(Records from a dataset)
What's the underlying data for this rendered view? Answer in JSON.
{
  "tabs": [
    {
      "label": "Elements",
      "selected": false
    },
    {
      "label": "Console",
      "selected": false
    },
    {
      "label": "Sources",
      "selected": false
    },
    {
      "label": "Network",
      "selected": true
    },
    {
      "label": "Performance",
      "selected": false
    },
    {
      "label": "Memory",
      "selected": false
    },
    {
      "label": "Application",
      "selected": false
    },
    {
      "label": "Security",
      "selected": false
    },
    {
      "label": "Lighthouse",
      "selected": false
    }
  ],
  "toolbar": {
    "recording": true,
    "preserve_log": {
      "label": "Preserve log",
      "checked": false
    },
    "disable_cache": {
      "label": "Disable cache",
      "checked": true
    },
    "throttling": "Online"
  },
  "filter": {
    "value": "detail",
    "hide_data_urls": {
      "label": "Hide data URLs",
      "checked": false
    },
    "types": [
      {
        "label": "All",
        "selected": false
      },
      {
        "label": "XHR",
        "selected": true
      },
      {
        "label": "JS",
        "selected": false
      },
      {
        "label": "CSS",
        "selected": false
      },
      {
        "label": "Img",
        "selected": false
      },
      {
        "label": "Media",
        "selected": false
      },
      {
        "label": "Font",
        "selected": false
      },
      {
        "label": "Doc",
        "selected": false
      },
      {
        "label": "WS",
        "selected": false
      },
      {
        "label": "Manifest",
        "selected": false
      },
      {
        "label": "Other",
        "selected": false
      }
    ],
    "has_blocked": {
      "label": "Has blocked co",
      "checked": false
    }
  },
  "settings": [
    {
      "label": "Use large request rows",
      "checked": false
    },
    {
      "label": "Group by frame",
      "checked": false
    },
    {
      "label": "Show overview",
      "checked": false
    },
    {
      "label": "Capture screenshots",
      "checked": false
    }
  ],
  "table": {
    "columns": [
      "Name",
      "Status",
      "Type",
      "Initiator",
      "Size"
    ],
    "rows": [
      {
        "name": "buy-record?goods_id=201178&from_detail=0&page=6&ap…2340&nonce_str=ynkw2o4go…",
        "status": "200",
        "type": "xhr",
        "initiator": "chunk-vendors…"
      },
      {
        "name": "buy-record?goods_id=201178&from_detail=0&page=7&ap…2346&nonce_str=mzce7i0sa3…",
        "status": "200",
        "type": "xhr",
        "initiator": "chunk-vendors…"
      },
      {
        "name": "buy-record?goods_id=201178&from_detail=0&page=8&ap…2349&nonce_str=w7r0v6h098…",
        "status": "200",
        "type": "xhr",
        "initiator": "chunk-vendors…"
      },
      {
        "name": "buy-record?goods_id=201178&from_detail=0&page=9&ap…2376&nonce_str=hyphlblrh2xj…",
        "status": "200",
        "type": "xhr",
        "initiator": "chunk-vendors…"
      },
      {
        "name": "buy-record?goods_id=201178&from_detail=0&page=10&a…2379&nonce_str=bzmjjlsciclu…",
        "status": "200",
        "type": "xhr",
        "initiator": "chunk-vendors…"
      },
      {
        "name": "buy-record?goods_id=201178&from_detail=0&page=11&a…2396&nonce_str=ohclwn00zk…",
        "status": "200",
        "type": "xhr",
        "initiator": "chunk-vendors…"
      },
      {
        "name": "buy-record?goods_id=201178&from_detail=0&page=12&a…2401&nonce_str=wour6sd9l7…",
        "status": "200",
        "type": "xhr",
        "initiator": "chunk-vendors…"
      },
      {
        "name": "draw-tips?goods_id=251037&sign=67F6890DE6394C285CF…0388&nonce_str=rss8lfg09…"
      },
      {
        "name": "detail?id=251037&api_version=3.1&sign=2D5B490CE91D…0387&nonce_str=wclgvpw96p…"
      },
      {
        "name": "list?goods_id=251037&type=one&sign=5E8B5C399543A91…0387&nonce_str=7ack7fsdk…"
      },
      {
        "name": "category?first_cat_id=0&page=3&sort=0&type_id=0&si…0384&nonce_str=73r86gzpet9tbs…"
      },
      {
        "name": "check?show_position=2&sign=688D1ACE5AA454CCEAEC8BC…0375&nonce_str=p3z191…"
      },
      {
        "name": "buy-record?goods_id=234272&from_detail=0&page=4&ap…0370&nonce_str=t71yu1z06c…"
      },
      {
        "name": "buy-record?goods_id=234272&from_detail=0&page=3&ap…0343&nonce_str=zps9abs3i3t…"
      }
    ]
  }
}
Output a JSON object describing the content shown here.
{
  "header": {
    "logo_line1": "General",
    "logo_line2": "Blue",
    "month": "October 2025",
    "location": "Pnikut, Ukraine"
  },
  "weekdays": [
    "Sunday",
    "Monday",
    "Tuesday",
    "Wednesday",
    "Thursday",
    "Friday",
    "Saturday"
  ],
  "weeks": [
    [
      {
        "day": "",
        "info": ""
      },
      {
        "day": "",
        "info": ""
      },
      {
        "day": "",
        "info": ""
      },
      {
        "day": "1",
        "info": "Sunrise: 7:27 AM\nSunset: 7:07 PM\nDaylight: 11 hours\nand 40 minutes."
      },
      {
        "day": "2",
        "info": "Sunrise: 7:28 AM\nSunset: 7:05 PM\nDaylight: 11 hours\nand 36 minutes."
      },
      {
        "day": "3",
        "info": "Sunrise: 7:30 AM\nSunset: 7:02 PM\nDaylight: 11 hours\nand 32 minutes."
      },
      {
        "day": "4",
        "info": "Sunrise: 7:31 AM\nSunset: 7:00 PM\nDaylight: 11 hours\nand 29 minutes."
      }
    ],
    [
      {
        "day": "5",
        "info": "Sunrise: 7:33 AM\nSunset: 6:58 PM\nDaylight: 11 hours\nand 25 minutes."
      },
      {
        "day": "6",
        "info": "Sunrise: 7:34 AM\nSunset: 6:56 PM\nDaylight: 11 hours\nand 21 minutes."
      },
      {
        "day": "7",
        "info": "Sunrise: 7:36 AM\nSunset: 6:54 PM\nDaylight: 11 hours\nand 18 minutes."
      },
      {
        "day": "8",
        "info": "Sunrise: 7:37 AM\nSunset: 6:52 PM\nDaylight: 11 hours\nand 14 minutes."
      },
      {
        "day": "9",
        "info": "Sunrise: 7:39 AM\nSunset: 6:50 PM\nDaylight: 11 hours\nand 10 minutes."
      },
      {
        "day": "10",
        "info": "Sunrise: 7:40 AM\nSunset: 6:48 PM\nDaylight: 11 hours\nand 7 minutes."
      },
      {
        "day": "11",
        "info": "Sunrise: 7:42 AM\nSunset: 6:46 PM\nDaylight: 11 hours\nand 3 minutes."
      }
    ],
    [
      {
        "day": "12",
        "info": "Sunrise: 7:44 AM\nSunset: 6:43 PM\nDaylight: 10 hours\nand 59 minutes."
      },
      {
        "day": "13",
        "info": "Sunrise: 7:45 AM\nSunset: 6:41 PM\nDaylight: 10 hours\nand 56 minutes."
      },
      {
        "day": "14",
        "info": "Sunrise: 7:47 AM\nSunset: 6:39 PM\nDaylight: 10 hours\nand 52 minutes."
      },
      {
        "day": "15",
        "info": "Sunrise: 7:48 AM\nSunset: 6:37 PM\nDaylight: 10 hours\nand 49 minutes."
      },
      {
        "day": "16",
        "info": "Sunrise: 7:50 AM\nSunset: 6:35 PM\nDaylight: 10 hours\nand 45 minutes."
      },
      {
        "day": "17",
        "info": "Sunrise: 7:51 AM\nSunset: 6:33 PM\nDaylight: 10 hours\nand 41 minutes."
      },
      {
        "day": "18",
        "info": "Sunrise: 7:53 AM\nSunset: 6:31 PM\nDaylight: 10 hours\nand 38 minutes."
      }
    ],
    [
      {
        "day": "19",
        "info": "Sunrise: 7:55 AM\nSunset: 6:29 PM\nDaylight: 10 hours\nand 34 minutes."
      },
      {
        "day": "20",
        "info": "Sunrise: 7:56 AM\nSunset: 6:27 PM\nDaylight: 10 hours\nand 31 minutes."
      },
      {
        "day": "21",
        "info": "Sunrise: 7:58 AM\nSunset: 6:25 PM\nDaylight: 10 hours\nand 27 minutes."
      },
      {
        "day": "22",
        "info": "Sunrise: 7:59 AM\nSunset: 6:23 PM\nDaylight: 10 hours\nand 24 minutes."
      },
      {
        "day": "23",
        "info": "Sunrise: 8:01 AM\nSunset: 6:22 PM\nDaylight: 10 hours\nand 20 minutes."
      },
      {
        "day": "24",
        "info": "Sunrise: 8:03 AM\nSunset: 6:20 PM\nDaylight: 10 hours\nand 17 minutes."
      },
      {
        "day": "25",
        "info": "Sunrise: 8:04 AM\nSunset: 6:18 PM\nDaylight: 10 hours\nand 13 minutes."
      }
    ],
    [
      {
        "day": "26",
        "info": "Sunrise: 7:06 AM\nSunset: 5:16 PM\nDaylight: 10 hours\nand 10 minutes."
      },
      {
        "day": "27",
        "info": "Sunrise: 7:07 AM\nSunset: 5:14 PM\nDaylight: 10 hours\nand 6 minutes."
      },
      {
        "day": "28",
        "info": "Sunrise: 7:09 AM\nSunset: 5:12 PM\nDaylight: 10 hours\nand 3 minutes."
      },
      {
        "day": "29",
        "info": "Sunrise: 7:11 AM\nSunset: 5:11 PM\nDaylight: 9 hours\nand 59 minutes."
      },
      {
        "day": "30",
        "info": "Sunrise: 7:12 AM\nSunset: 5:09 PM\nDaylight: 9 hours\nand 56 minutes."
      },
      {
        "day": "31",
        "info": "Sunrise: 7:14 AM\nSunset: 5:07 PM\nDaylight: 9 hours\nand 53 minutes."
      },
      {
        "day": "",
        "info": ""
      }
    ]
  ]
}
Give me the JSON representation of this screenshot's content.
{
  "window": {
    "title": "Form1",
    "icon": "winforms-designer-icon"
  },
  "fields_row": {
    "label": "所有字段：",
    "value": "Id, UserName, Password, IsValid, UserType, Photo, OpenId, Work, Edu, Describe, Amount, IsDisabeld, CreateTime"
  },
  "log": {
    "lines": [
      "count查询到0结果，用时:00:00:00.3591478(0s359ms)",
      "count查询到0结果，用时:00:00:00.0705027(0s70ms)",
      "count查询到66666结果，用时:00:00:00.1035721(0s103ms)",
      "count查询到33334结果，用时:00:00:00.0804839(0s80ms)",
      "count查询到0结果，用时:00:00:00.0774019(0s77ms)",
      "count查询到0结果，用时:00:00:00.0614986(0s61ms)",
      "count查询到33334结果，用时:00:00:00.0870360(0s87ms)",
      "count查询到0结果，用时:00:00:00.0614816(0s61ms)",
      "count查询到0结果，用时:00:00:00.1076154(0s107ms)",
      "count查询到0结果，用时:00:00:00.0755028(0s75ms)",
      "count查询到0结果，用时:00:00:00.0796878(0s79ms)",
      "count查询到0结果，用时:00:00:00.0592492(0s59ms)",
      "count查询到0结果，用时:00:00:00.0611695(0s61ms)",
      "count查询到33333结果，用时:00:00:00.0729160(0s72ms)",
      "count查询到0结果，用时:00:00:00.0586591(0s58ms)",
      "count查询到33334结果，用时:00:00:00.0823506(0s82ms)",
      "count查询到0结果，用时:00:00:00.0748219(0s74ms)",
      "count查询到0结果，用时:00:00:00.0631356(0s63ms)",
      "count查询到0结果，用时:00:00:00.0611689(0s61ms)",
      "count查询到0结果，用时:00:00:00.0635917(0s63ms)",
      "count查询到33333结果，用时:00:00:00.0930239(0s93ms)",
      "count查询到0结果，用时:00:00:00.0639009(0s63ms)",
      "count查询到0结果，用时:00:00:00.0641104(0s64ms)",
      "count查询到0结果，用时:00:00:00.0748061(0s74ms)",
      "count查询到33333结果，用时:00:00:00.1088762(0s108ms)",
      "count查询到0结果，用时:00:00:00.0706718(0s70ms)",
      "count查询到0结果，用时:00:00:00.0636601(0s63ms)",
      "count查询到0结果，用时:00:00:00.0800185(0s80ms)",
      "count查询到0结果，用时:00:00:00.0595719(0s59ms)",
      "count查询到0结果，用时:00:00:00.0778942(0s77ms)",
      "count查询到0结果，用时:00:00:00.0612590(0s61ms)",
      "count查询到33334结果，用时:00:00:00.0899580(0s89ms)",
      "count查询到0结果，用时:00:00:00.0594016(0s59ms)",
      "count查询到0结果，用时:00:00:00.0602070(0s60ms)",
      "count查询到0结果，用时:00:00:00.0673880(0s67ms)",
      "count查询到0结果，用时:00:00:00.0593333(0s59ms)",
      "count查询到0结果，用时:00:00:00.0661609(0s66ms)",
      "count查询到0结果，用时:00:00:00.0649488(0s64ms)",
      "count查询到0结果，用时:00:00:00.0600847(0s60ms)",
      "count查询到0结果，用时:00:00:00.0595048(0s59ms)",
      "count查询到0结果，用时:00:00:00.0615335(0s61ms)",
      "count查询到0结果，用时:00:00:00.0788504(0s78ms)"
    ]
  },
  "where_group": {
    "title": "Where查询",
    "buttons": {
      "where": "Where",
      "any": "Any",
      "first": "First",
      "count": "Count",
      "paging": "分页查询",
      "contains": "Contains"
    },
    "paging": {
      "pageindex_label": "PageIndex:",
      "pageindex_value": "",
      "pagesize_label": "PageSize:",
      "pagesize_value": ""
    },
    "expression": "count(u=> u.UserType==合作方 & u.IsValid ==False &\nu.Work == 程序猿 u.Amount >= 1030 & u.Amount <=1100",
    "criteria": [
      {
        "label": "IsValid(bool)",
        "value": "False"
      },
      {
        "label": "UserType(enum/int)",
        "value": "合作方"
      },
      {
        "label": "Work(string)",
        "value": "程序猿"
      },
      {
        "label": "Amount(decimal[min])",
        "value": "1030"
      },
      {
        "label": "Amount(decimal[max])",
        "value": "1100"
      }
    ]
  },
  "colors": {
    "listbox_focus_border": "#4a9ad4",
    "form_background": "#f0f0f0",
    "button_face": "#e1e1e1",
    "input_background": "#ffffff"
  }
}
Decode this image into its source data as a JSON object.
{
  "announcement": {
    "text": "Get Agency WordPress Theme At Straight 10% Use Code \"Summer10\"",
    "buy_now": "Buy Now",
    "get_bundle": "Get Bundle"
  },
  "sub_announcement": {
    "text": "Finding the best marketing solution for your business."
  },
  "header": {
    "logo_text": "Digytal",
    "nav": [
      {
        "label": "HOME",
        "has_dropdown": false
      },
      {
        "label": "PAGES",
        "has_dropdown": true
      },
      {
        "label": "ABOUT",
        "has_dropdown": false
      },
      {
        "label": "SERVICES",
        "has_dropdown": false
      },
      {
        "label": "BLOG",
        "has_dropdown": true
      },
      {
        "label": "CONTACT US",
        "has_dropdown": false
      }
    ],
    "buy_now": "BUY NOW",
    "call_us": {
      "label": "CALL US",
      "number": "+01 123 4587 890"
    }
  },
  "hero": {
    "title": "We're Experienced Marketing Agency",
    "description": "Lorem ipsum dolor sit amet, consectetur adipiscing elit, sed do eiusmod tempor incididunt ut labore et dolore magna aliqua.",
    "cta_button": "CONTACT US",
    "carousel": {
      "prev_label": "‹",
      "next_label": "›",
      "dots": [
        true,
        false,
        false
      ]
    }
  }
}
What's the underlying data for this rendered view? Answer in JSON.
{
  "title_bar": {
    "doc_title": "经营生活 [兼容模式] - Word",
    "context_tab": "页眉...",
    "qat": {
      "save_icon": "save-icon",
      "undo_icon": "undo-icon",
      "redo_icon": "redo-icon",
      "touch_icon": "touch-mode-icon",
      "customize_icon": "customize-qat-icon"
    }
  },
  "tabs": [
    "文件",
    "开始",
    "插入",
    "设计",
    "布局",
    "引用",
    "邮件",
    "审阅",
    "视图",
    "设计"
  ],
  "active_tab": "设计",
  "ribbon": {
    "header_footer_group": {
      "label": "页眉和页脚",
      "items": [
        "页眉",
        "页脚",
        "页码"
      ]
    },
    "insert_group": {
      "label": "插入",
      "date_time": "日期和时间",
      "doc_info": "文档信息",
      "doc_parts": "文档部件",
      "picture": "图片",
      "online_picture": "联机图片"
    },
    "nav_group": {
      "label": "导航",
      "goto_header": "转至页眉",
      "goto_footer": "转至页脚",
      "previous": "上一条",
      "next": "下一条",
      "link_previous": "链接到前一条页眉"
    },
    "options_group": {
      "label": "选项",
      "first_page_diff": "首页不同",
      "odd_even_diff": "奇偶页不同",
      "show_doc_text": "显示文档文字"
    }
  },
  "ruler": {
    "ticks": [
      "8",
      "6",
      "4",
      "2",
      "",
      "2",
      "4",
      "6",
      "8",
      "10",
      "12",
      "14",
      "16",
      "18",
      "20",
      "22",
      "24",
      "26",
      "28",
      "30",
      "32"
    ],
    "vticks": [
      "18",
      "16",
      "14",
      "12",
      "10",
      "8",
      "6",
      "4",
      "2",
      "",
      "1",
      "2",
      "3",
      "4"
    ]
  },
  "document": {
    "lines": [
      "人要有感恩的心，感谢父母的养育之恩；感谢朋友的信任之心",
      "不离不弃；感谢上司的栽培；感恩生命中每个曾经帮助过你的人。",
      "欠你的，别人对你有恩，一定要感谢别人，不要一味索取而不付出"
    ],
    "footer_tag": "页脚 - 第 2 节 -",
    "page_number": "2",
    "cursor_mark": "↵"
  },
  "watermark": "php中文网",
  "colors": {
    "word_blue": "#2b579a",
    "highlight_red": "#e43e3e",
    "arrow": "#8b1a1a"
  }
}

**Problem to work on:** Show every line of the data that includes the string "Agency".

**Solution below:**
    "text": "Get Agency WordPress Theme At Straight 10% Use Code \"Summer10\"",
    "title": "We're Experienced Marketing Agency",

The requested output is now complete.